◆ Excerpts from an interface dataset ◆
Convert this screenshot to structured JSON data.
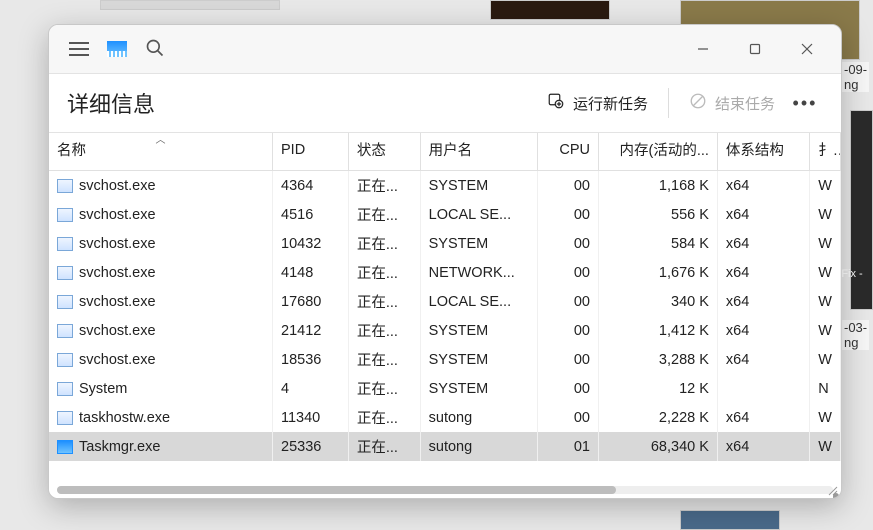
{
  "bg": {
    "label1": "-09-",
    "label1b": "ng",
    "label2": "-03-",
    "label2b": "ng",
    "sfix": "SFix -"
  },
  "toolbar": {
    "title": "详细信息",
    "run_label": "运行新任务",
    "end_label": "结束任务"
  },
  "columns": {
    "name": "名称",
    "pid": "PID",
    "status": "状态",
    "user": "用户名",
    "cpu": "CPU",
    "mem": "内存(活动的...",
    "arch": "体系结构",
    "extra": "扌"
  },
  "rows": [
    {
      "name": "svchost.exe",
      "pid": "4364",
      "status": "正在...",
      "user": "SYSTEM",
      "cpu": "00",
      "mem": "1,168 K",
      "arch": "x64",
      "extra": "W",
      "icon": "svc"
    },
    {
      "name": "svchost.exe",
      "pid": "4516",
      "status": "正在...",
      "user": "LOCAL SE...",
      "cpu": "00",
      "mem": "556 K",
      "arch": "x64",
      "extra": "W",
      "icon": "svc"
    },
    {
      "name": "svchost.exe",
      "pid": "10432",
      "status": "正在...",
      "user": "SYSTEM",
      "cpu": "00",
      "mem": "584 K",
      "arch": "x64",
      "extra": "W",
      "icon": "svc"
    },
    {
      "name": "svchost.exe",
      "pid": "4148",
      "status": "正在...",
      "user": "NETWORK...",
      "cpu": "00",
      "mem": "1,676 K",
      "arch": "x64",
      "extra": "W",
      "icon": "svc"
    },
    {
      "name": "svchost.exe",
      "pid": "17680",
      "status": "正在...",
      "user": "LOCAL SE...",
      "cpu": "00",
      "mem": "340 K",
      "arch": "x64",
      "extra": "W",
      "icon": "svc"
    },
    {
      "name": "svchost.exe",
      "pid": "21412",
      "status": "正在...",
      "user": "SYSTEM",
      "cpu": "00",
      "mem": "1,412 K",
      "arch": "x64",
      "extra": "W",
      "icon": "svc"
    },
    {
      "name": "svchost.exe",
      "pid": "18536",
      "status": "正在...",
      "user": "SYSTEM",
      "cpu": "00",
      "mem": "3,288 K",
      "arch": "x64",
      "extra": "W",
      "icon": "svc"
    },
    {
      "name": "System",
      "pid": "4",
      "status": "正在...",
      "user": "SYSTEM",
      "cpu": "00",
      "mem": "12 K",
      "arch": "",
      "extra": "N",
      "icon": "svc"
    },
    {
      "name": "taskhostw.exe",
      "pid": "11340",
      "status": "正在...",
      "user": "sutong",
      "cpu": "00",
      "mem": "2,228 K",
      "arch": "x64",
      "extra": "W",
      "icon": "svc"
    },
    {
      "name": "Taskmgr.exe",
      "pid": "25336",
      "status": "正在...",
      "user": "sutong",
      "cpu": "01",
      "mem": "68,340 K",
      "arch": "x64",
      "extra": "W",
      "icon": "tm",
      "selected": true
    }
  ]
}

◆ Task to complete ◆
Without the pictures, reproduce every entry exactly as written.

◆ The completed task ◆
Convert this screenshot to structured JSON data.
{
  "bg": {
    "label1": "-09-",
    "label1b": "ng",
    "label2": "-03-",
    "label2b": "ng",
    "sfix": "SFix -"
  },
  "toolbar": {
    "title": "详细信息",
    "run_label": "运行新任务",
    "end_label": "结束任务"
  },
  "columns": {
    "name": "名称",
    "pid": "PID",
    "status": "状态",
    "user": "用户名",
    "cpu": "CPU",
    "mem": "内存(活动的...",
    "arch": "体系结构",
    "extra": "扌"
  },
  "rows": [
    {
      "name": "svchost.exe",
      "pid": "4364",
      "status": "正在...",
      "user": "SYSTEM",
      "cpu": "00",
      "mem": "1,168 K",
      "arch": "x64",
      "extra": "W",
      "icon": "svc"
    },
    {
      "name": "svchost.exe",
      "pid": "4516",
      "status": "正在...",
      "user": "LOCAL SE...",
      "cpu": "00",
      "mem": "556 K",
      "arch": "x64",
      "extra": "W",
      "icon": "svc"
    },
    {
      "name": "svchost.exe",
      "pid": "10432",
      "status": "正在...",
      "user": "SYSTEM",
      "cpu": "00",
      "mem": "584 K",
      "arch": "x64",
      "extra": "W",
      "icon": "svc"
    },
    {
      "name": "svchost.exe",
      "pid": "4148",
      "status": "正在...",
      "user": "NETWORK...",
      "cpu": "00",
      "mem": "1,676 K",
      "arch": "x64",
      "extra": "W",
      "icon": "svc"
    },
    {
      "name": "svchost.exe",
      "pid": "17680",
      "status": "正在...",
      "user": "LOCAL SE...",
      "cpu": "00",
      "mem": "340 K",
      "arch": "x64",
      "extra": "W",
      "icon": "svc"
    },
    {
      "name": "svchost.exe",
      "pid": "21412",
      "status": "正在...",
      "user": "SYSTEM",
      "cpu": "00",
      "mem": "1,412 K",
      "arch": "x64",
      "extra": "W",
      "icon": "svc"
    },
    {
      "name": "svchost.exe",
      "pid": "18536",
      "status": "正在...",
      "user": "SYSTEM",
      "cpu": "00",
      "mem": "3,288 K",
      "arch": "x64",
      "extra": "W",
      "icon": "svc"
    },
    {
      "name": "System",
      "pid": "4",
      "status": "正在...",
      "user": "SYSTEM",
      "cpu": "00",
      "mem": "12 K",
      "arch": "",
      "extra": "N",
      "icon": "svc"
    },
    {
      "name": "taskhostw.exe",
      "pid": "11340",
      "status": "正在...",
      "user": "sutong",
      "cpu": "00",
      "mem": "2,228 K",
      "arch": "x64",
      "extra": "W",
      "icon": "svc"
    },
    {
      "name": "Taskmgr.exe",
      "pid": "25336",
      "status": "正在...",
      "user": "sutong",
      "cpu": "01",
      "mem": "68,340 K",
      "arch": "x64",
      "extra": "W",
      "icon": "tm",
      "selected": true
    }
  ]
}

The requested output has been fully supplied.